Michael Mabee presented “the cavalry is not coming” at the New England Long Term Power Outage Summit in Hennikjer, New Hampshire, November 10, 2018.
FEMA’s Strategic Plan.
FEMA’s Strategic Plan has three goals:
1. Build a Culture of Preparedness
2. Ready the Nation for Catastrophic Disasters
3. Reduce the Complexity of FEMA
Building a culture of preparedness is a local issue. It starts with you. The government cannot “build a culture of preparedness” – this must be done by individuals, families and communities.
All Roads Lead To Civil Defense.
Civil defense is the organizing and training of civilians to play key roles in a community’s survival. Another term for this, coined by Civil Defense Virginia, is “continuity of community.” The concept is simple: A community’s citizens, in partnership with their emergency management and local government, planning and preparing for disasters and having the ability to take care of their own. This is something that currently is not in common practice – and this needs to change because in a national scale disaster, the cavalry is not coming.
Current FEMA Administrator Brock Long and former FEMA Administrator Craig Fugate – emergency management leaders serving in vastly different administrations – have both told Congress essentially the same thing. It has been rare to see bipartisan agreement on any subject in the past decade, so we should all pay attention.
On November 30, 2017, current FEMA Administrator Brock Long told Congress:
We have to do more pre-disaster mitigation. Pre-disaster mitigation is the key to becoming more resilient and reducing disaster impact. We have to ensure that state and local governments…have their own life sustainment commodities capabilities and the federal government is not shouldering the entire burden…The key resiliency is held at the local level of government…it’s going to have to be a whole community effort on the pre-disaster side.
On March 30, 2011, then FEMA Administrator Craig Fugate told Congress:
Government can and will continue to serve disaster survivors. However, we fully recognize that a government-centric- approach to disaster management will not be enough to meet the challenges posed by a catastrophic incident. That is why we must fully engage our entire societal capacity, leveraging trade associations, non-governmental organizations including those that represent different linguistic and ethnic minority groups, faith-based organizations, private industry, and social and fraternal organizations. These are the organizations that provide the bulk of services to communities every day, and to the extent that they are able, they should continue to be the primary provider of such services in a disaster. The quicker these entities are able to get back on their feet, the faster communities as a whole will be able to recover.

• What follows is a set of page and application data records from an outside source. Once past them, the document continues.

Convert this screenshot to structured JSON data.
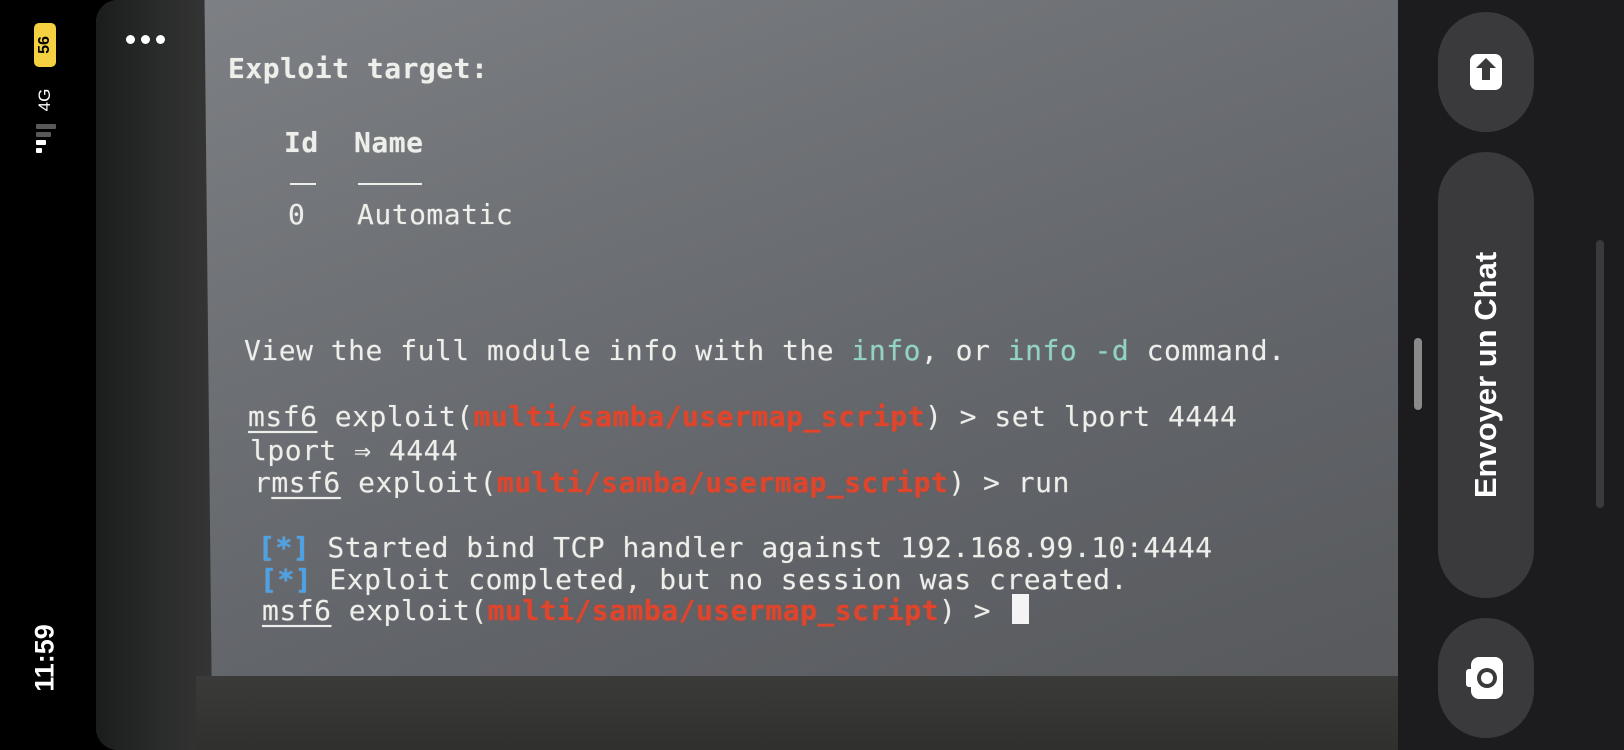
{
  "status_bar": {
    "time": "11:59",
    "network": "4G",
    "battery": "56"
  },
  "terminal": {
    "exploit_target_heading": "Exploit target:",
    "table": {
      "col_id": "Id",
      "col_name": "Name",
      "row_id": "0",
      "row_name": "Automatic"
    },
    "info_line": {
      "pre": "View the full module info with the ",
      "cmd1": "info",
      "mid": ", or ",
      "cmd2": "info -d",
      "post": " command."
    },
    "prompt": {
      "msf": "msf6",
      "exploit_open": " exploit(",
      "module": "multi/samba/usermap_script",
      "close": ") > "
    },
    "cmd_set_lport": "set lport 4444",
    "lport_echo": "lport ⇒ 4444",
    "run_prefix": "r",
    "cmd_run": "run",
    "status_marker": "[*]",
    "msg_started": " Started bind TCP handler against 192.168.99.10:4444",
    "msg_completed": " Exploit completed, but no session was created."
  },
  "right_panel": {
    "chat_label": "Envoyer un Chat"
  },
  "icons": {
    "more": "more-dots-icon",
    "share": "share-arrow-icon",
    "camera": "camera-icon"
  },
  "colors": {
    "module_red": "#e0452c",
    "info_teal": "#8fd4c4",
    "status_blue": "#4aa2e8",
    "battery_yellow": "#f5d142"
  }
}
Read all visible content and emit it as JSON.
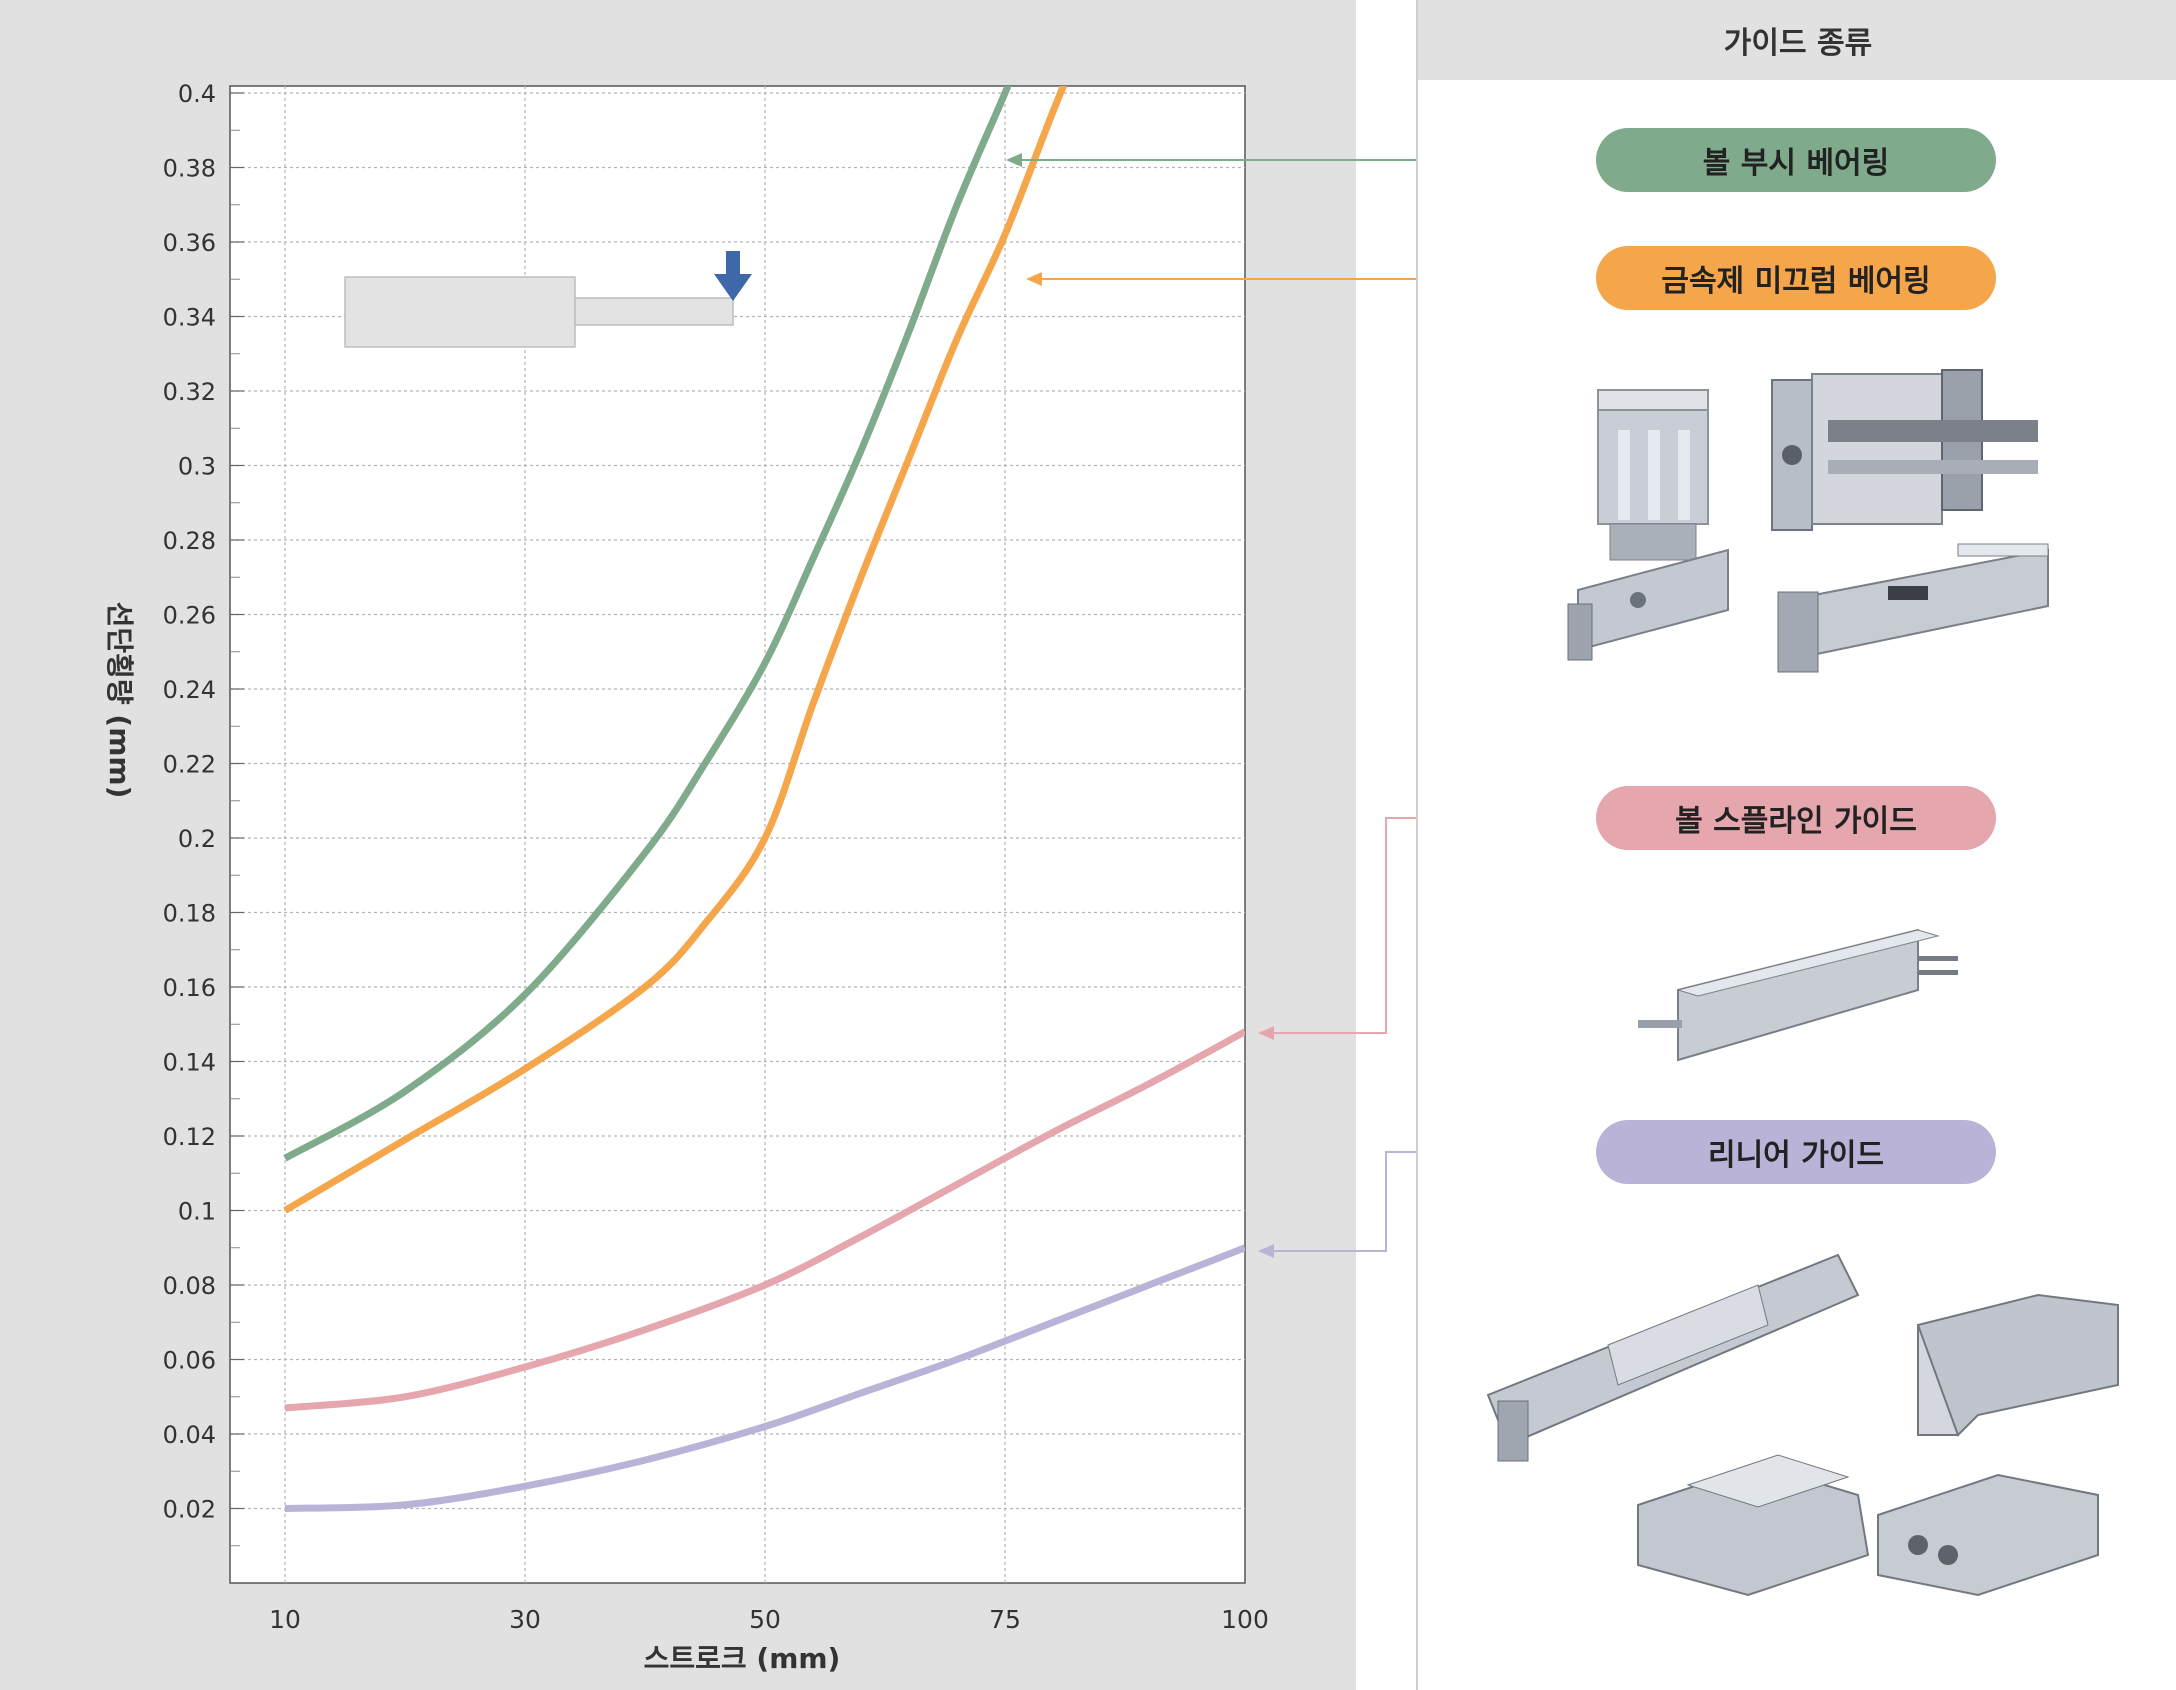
{
  "chart_data": {
    "type": "line",
    "xlabel": "스트로크 (mm)",
    "ylabel": "선단횡량 (mm)",
    "x_ticks": [
      "10",
      "30",
      "50",
      "75",
      "100"
    ],
    "y_ticks": [
      "0.02",
      "0.04",
      "0.06",
      "0.08",
      "0.1",
      "0.12",
      "0.14",
      "0.16",
      "0.18",
      "0.2",
      "0.22",
      "0.24",
      "0.26",
      "0.28",
      "0.3",
      "0.32",
      "0.34",
      "0.36",
      "0.38",
      "0.4"
    ],
    "ylim": [
      0,
      0.4
    ],
    "grid": true,
    "series": [
      {
        "name": "볼 부시 베어링",
        "color": "#7faa8b",
        "x": [
          10,
          20,
          30,
          40,
          45,
          50,
          55,
          60,
          65,
          70,
          75,
          77
        ],
        "y": [
          0.114,
          0.132,
          0.158,
          0.196,
          0.22,
          0.247,
          0.275,
          0.304,
          0.336,
          0.37,
          0.4,
          0.413
        ]
      },
      {
        "name": "금속제 미끄럼 베어링",
        "color": "#f5a64a",
        "x": [
          10,
          20,
          30,
          40,
          45,
          50,
          55,
          60,
          65,
          70,
          75,
          80,
          84
        ],
        "y": [
          0.1,
          0.119,
          0.138,
          0.16,
          0.177,
          0.2,
          0.236,
          0.27,
          0.302,
          0.334,
          0.362,
          0.395,
          0.42
        ]
      },
      {
        "name": "볼 스플라인 가이드",
        "color": "#e5a6ae",
        "x": [
          10,
          20,
          30,
          40,
          50,
          60,
          70,
          80,
          90,
          100
        ],
        "y": [
          0.047,
          0.05,
          0.058,
          0.068,
          0.08,
          0.093,
          0.107,
          0.121,
          0.134,
          0.148
        ]
      },
      {
        "name": "리니어 가이드",
        "color": "#b9b3d8",
        "x": [
          10,
          20,
          30,
          40,
          50,
          60,
          70,
          80,
          90,
          100
        ],
        "y": [
          0.02,
          0.021,
          0.026,
          0.033,
          0.042,
          0.051,
          0.06,
          0.07,
          0.08,
          0.09
        ]
      }
    ]
  },
  "guide_panel": {
    "title": "가이드 종류",
    "items": [
      {
        "label": "볼 부시 베어링",
        "color": "#7faa8b"
      },
      {
        "label": "금속제 미끄럼 베어링",
        "color": "#f5a64a"
      },
      {
        "label": "볼 스플라인 가이드",
        "color": "#e5a6ae"
      },
      {
        "label": "리니어 가이드",
        "color": "#b9b3d8"
      }
    ]
  }
}
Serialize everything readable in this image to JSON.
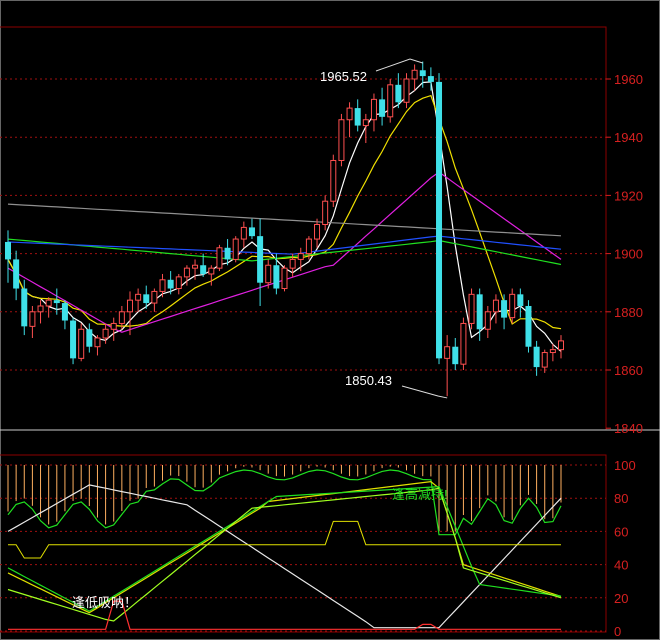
{
  "colors": {
    "frame": "#8b0000",
    "grid": "#a01010",
    "ylabel": "#d62020",
    "candle_up": "#ff5050",
    "candle_down": "#3fe0e8",
    "ma5": "#ffffff",
    "ma10": "#f0e000",
    "ma20": "#e020e0",
    "ma60": "#20e020",
    "ma120": "#2050ff",
    "ma250": "#909090",
    "osc_white": "#e8e8e8",
    "osc_green": "#20e020",
    "osc_light_green": "#a0ff20",
    "osc_yellow": "#e0e000",
    "osc_orange": "#ffb060",
    "osc_red": "#ff3030"
  },
  "chart_data": [
    {
      "type": "candlestick",
      "yticks": [
        1840,
        1860,
        1880,
        1900,
        1920,
        1940,
        1960
      ],
      "ylim": [
        1840,
        1975
      ],
      "grid": true,
      "annotations": {
        "high_label": "1965.52",
        "low_label": "1850.43"
      },
      "candles": [
        [
          1904,
          1908,
          1890,
          1898
        ],
        [
          1898,
          1901,
          1884,
          1888
        ],
        [
          1888,
          1891,
          1872,
          1875
        ],
        [
          1875,
          1882,
          1871,
          1880
        ],
        [
          1880,
          1884,
          1876,
          1882
        ],
        [
          1882,
          1885,
          1878,
          1884
        ],
        [
          1884,
          1888,
          1879,
          1883
        ],
        [
          1883,
          1884,
          1874,
          1877
        ],
        [
          1877,
          1878,
          1862,
          1864
        ],
        [
          1864,
          1876,
          1863,
          1874
        ],
        [
          1874,
          1876,
          1866,
          1868
        ],
        [
          1868,
          1872,
          1865,
          1871
        ],
        [
          1871,
          1876,
          1869,
          1874
        ],
        [
          1874,
          1878,
          1870,
          1876
        ],
        [
          1876,
          1882,
          1874,
          1880
        ],
        [
          1880,
          1887,
          1872,
          1884
        ],
        [
          1884,
          1888,
          1880,
          1886
        ],
        [
          1886,
          1889,
          1881,
          1883
        ],
        [
          1883,
          1888,
          1880,
          1887
        ],
        [
          1887,
          1893,
          1885,
          1891
        ],
        [
          1891,
          1894,
          1886,
          1888
        ],
        [
          1888,
          1893,
          1886,
          1892
        ],
        [
          1892,
          1896,
          1889,
          1895
        ],
        [
          1895,
          1898,
          1891,
          1896
        ],
        [
          1896,
          1900,
          1892,
          1893
        ],
        [
          1893,
          1896,
          1889,
          1895
        ],
        [
          1895,
          1903,
          1894,
          1902
        ],
        [
          1902,
          1905,
          1896,
          1898
        ],
        [
          1898,
          1906,
          1897,
          1905
        ],
        [
          1905,
          1911,
          1902,
          1909
        ],
        [
          1909,
          1912,
          1905,
          1906
        ],
        [
          1906,
          1912,
          1882,
          1890
        ],
        [
          1890,
          1898,
          1888,
          1896
        ],
        [
          1896,
          1900,
          1886,
          1888
        ],
        [
          1888,
          1896,
          1887,
          1895
        ],
        [
          1895,
          1900,
          1892,
          1898
        ],
        [
          1898,
          1902,
          1894,
          1900
        ],
        [
          1900,
          1906,
          1898,
          1905
        ],
        [
          1905,
          1912,
          1902,
          1910
        ],
        [
          1910,
          1920,
          1908,
          1918
        ],
        [
          1918,
          1934,
          1916,
          1932
        ],
        [
          1932,
          1948,
          1930,
          1946
        ],
        [
          1946,
          1952,
          1940,
          1950
        ],
        [
          1950,
          1953,
          1942,
          1944
        ],
        [
          1944,
          1948,
          1938,
          1946
        ],
        [
          1946,
          1955,
          1942,
          1953
        ],
        [
          1953,
          1957,
          1944,
          1947
        ],
        [
          1947,
          1960,
          1945,
          1958
        ],
        [
          1958,
          1962,
          1950,
          1952
        ],
        [
          1952,
          1962,
          1950,
          1960
        ],
        [
          1960,
          1965,
          1956,
          1963
        ],
        [
          1963,
          1966,
          1957,
          1961
        ],
        [
          1961,
          1964,
          1956,
          1959
        ],
        [
          1959,
          1962,
          1862,
          1864
        ],
        [
          1864,
          1872,
          1851,
          1868
        ],
        [
          1868,
          1871,
          1860,
          1862
        ],
        [
          1862,
          1878,
          1860,
          1876
        ],
        [
          1876,
          1888,
          1874,
          1886
        ],
        [
          1886,
          1888,
          1870,
          1874
        ],
        [
          1874,
          1882,
          1871,
          1880
        ],
        [
          1880,
          1886,
          1876,
          1884
        ],
        [
          1884,
          1886,
          1874,
          1878
        ],
        [
          1878,
          1888,
          1876,
          1886
        ],
        [
          1886,
          1888,
          1878,
          1882
        ],
        [
          1882,
          1884,
          1866,
          1868
        ],
        [
          1868,
          1870,
          1858,
          1861
        ],
        [
          1861,
          1867,
          1859,
          1866
        ],
        [
          1866,
          1869,
          1863,
          1867
        ],
        [
          1867,
          1872,
          1864,
          1870
        ]
      ]
    },
    {
      "type": "oscillator",
      "yticks": [
        0,
        20,
        40,
        60,
        80,
        100
      ],
      "ylim": [
        0,
        100
      ],
      "annotations": {
        "buy_label": "逢低吸呐！",
        "sell_label": "逢高减持!"
      }
    }
  ]
}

FEMA’s underlying message has not changed in the last two administrations: survival is a local issue. This is especially true if we suffer a national-scale disaster in the United States. If we are preparing for a “worst-case scenario” this message means we need local government and communities to be able to take care of themselves for long periods – weeks or months – when no outside assistance is available.